* _About this exercise_
With no addition or omission, return the entries below.

━━━ Material for the task

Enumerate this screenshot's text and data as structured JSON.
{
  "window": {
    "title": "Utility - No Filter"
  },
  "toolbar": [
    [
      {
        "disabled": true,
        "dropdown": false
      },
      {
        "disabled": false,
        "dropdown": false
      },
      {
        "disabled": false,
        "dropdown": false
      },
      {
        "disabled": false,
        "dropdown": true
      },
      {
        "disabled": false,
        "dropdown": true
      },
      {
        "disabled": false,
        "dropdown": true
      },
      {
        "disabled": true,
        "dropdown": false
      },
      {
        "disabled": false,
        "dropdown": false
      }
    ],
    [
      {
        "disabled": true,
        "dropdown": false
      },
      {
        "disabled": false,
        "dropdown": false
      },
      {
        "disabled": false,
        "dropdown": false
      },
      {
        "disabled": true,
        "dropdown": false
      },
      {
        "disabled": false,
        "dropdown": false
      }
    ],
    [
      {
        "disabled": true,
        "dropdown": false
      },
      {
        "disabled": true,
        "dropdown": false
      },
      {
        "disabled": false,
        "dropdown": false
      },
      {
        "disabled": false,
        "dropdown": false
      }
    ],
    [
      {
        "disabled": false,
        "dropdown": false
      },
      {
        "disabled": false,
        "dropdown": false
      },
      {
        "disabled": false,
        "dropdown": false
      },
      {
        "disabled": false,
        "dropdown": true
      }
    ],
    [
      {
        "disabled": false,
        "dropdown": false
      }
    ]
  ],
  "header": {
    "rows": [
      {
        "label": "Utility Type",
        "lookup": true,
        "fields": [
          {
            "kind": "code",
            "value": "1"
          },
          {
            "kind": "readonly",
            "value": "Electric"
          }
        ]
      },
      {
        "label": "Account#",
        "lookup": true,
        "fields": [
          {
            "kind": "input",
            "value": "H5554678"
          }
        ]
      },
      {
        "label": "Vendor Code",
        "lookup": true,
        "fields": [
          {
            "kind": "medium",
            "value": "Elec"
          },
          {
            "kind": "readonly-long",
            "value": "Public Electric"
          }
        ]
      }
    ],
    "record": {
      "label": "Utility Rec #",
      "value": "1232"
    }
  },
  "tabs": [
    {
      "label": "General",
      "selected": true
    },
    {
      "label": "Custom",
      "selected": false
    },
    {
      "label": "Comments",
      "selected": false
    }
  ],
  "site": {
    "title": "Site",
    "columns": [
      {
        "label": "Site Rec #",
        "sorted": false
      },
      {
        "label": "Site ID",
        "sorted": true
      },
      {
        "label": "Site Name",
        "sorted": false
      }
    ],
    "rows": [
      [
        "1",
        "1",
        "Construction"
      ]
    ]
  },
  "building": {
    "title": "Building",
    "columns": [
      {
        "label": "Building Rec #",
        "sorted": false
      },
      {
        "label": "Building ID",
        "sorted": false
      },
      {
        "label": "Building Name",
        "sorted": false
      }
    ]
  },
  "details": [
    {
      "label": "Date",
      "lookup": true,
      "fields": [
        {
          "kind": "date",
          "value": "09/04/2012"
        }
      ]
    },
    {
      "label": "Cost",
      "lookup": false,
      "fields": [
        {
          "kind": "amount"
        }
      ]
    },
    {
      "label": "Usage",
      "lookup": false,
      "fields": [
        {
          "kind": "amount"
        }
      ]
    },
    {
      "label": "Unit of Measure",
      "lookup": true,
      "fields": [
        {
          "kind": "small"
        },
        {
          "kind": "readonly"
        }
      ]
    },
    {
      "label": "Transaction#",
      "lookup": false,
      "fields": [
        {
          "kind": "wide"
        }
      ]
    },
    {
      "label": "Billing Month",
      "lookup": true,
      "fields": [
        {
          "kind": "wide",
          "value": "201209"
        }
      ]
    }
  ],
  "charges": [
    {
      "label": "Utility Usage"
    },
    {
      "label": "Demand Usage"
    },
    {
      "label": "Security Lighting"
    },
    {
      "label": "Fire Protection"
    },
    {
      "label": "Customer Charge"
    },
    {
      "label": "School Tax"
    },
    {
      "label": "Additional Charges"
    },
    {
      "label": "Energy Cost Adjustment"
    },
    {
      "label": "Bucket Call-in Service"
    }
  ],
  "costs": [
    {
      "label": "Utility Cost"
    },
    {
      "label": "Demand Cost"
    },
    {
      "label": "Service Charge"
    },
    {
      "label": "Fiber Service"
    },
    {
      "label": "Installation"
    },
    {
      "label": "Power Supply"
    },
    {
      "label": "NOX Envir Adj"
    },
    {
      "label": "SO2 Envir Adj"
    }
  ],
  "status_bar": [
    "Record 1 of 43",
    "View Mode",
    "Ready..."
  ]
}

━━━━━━

* _Answer to this task_
Enumerate this screenshot's text and data as structured JSON.
{
  "window": {
    "title": "Utility - No Filter"
  },
  "toolbar": [
    [
      {
        "disabled": true,
        "dropdown": false
      },
      {
        "disabled": false,
        "dropdown": false
      },
      {
        "disabled": false,
        "dropdown": false
      },
      {
        "disabled": false,
        "dropdown": true
      },
      {
        "disabled": false,
        "dropdown": true
      },
      {
        "disabled": false,
        "dropdown": true
      },
      {
        "disabled": true,
        "dropdown": false
      },
      {
        "disabled": false,
        "dropdown": false
      }
    ],
    [
      {
        "disabled": true,
        "dropdown": false
      },
      {
        "disabled": false,
        "dropdown": false
      },
      {
        "disabled": false,
        "dropdown": false
      },
      {
        "disabled": true,
        "dropdown": false
      },
      {
        "disabled": false,
        "dropdown": false
      }
    ],
    [
      {
        "disabled": true,
        "dropdown": false
      },
      {
        "disabled": true,
        "dropdown": false
      },
      {
        "disabled": false,
        "dropdown": false
      },
      {
        "disabled": false,
        "dropdown": false
      }
    ],
    [
      {
        "disabled": false,
        "dropdown": false
      },
      {
        "disabled": false,
        "dropdown": false
      },
      {
        "disabled": false,
        "dropdown": false
      },
      {
        "disabled": false,
        "dropdown": true
      }
    ],
    [
      {
        "disabled": false,
        "dropdown": false
      }
    ]
  ],
  "header": {
    "rows": [
      {
        "label": "Utility Type",
        "lookup": true,
        "fields": [
          {
            "kind": "code",
            "value": "1"
          },
          {
            "kind": "readonly",
            "value": "Electric"
          }
        ]
      },
      {
        "label": "Account#",
        "lookup": true,
        "fields": [
          {
            "kind": "input",
            "value": "H5554678"
          }
        ]
      },
      {
        "label": "Vendor Code",
        "lookup": true,
        "fields": [
          {
            "kind": "medium",
            "value": "Elec"
          },
          {
            "kind": "readonly-long",
            "value": "Public Electric"
          }
        ]
      }
    ],
    "record": {
      "label": "Utility Rec #",
      "value": "1232"
    }
  },
  "tabs": [
    {
      "label": "General",
      "selected": true
    },
    {
      "label": "Custom",
      "selected": false
    },
    {
      "label": "Comments",
      "selected": false
    }
  ],
  "site": {
    "title": "Site",
    "columns": [
      {
        "label": "Site Rec #",
        "sorted": false
      },
      {
        "label": "Site ID",
        "sorted": true
      },
      {
        "label": "Site Name",
        "sorted": false
      }
    ],
    "rows": [
      [
        "1",
        "1",
        "Construction"
      ]
    ]
  },
  "building": {
    "title": "Building",
    "columns": [
      {
        "label": "Building Rec #",
        "sorted": false
      },
      {
        "label": "Building ID",
        "sorted": false
      },
      {
        "label": "Building Name",
        "sorted": false
      }
    ]
  },
  "details": [
    {
      "label": "Date",
      "lookup": true,
      "fields": [
        {
          "kind": "date",
          "value": "09/04/2012"
        }
      ]
    },
    {
      "label": "Cost",
      "lookup": false,
      "fields": [
        {
          "kind": "amount"
        }
      ]
    },
    {
      "label": "Usage",
      "lookup": false,
      "fields": [
        {
          "kind": "amount"
        }
      ]
    },
    {
      "label": "Unit of Measure",
      "lookup": true,
      "fields": [
        {
          "kind": "small"
        },
        {
          "kind": "readonly"
        }
      ]
    },
    {
      "label": "Transaction#",
      "lookup": false,
      "fields": [
        {
          "kind": "wide"
        }
      ]
    },
    {
      "label": "Billing Month",
      "lookup": true,
      "fields": [
        {
          "kind": "wide",
          "value": "201209"
        }
      ]
    }
  ],
  "charges": [
    {
      "label": "Utility Usage"
    },
    {
      "label": "Demand Usage"
    },
    {
      "label": "Security Lighting"
    },
    {
      "label": "Fire Protection"
    },
    {
      "label": "Customer Charge"
    },
    {
      "label": "School Tax"
    },
    {
      "label": "Additional Charges"
    },
    {
      "label": "Energy Cost Adjustment"
    },
    {
      "label": "Bucket Call-in Service"
    }
  ],
  "costs": [
    {
      "label": "Utility Cost"
    },
    {
      "label": "Demand Cost"
    },
    {
      "label": "Service Charge"
    },
    {
      "label": "Fiber Service"
    },
    {
      "label": "Installation"
    },
    {
      "label": "Power Supply"
    },
    {
      "label": "NOX Envir Adj"
    },
    {
      "label": "SO2 Envir Adj"
    }
  ],
  "status_bar": [
    "Record 1 of 43",
    "View Mode",
    "Ready..."
  ]
}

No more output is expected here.